Hard Rock, Soft Diplomacy
Some months ago I was fortunate to be invited by
Hungarian ambassador Andrea Simonyi to a small dinner at
his official residence in Washington. It was a Hopkins
connection that gained me this coveted invitation, in this
case through a Peabody student whose grandfather is a
prominent Hungarian-American and a long-term member of
Ambassador Simonyi is a dynamic and engaging person
with a few surprises up his sleeve. During our dinner
conversation, I learned that he has a deep interest in rock
music. In fact, the ambassador plays electric guitar in a
Washington, D.C., rock band called Coalition of the
Willing. The band — which plays covers ranging from
the Beatles to a Hungarian version of Wild Thing — is
composed of some friends who live and work in the
Washington area. Ambassador Simonyi is the front man,
playing the guitar and singing most of the songs.
Naturally I wondered — and you may, too —
just how did a senior diplomat from a former Eastern bloc
country become a rock 'n' roller?
"It's really quite simple, Bill," he told me. "When I
was growing up in communist Hungary, the conditions were
very bleak, and we had little in the way of life's
necessities, and no personal freedom. However, through
contraband material and banned radio broadcasts, we were
able to hear the Western music of the '50s and '60s. It
was, in no small way, our lifeline, giving us a sense of
hope and freedom, and connection to the values of the
Western world.
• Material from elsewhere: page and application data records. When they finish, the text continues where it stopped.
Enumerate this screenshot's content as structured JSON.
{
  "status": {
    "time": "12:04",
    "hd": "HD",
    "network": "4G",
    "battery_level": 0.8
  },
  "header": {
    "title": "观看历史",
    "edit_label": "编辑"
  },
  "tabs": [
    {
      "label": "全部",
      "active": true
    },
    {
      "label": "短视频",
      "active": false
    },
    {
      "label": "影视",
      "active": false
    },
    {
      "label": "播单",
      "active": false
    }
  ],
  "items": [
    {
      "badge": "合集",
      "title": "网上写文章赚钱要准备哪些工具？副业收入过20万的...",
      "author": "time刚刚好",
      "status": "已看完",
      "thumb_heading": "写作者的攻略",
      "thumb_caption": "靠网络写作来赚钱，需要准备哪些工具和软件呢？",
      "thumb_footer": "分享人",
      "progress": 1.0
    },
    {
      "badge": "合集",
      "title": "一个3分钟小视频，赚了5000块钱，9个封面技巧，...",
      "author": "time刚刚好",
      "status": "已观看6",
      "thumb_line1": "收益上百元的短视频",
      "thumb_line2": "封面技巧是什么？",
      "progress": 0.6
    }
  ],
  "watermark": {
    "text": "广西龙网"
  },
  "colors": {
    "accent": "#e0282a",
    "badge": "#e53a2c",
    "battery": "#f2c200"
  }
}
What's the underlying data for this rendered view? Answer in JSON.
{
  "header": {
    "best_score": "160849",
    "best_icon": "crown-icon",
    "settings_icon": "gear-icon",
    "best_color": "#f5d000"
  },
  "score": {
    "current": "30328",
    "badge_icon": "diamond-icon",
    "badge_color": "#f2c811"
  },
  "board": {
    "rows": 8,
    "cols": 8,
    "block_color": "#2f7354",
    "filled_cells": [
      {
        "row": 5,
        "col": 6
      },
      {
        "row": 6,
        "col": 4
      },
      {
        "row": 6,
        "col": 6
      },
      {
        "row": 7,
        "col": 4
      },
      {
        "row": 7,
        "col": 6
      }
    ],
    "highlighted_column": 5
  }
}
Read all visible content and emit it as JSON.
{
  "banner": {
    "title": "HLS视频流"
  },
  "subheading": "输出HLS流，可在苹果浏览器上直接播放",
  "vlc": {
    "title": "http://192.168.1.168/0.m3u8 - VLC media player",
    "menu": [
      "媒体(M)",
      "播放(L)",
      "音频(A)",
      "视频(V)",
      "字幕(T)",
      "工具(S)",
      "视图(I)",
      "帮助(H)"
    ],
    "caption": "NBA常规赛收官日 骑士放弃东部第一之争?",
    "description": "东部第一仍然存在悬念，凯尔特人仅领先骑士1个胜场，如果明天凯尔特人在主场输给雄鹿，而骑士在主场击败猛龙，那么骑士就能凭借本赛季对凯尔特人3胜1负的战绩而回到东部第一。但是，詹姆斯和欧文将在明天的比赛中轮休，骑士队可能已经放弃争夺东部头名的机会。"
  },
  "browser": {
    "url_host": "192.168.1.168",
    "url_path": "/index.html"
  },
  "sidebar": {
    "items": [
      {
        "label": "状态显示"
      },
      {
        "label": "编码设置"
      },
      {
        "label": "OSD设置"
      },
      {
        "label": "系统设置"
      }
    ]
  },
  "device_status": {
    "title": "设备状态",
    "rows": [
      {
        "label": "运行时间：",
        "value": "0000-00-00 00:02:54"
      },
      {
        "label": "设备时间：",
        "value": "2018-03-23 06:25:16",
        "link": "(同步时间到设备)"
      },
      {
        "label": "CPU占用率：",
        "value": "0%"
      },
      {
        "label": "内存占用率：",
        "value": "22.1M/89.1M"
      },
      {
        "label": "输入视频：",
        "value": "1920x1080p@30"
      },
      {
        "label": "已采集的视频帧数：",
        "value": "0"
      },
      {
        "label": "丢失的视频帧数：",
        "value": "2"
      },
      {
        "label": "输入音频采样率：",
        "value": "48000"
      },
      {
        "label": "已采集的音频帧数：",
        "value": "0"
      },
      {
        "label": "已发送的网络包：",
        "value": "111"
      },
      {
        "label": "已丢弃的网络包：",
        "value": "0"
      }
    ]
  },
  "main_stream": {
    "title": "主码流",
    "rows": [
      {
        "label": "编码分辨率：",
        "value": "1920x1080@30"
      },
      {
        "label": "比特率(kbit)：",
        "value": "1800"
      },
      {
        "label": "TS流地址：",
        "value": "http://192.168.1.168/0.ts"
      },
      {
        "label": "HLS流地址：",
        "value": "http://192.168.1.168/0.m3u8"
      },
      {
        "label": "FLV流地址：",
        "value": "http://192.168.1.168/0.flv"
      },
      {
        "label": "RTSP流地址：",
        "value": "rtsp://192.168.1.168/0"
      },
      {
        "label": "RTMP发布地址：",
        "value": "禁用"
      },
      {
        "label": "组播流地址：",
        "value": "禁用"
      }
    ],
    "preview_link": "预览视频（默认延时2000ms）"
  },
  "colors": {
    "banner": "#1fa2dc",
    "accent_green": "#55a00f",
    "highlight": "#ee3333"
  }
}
Without that, I don't know how we would have
People call this soft diplomacy, and in a world of
line-in-the-sand confrontation and war, I think it is a
highly underrated approach. Our own SAIS faculty member
Azar Nafisi — the former Iranian English professor
who wrote the best-selling book Reading Lolita in
Tehran — has expressed this concept so eloquently
when I have heard her speak. "Literature," she says, "is
about hope, about the freedom to think and dream."
Unfortunately, these are values generally not permitted to
women in the Islamic regime of Iran. After the revolution,
Nafisi, no longer able to teach English at the university
where she held a faculty appointment, went underground and
met surreptitiously in her home with a small group of
Iranian women for weekly tutorials in English literature.
It was an act of bravery — and of hope.
Since Sept. 11, our language and, I fear, our mind-set
have become increasingly militaristic — the "war on
terror" says it all. Yet, Ambassador Simonyi reminded me,
as Martin Luther King Jr. and Mohandas Gandhi so eloquently
demonstrated, real power lies not in weapons of mass
destruction but in the persuasiveness of words and
"Bill," he said, "never underestimate the power of
American culture to change the world."
I've been thinking about that. Imagine if we had taken
just a fraction of the money we are now spending in the
Iraq war and used it instead to start Western secular
schools in the Middle East, paying poor families to send
their children to places that provide a high-quality
education and promote values of freedom, peace, diversity
and tolerance. An impossible dream, perhaps. But one that
may have fared no worse than an onslaught of armies. Ideas
have a way of slipping into places that tanks cannot go.
Ever since my dinner with Ambassador Simonyi, I have been
remembering that it is our ideals, not our armaments, that
truly make us strong.
William R. Brody is president
of The Johns Hopkins University.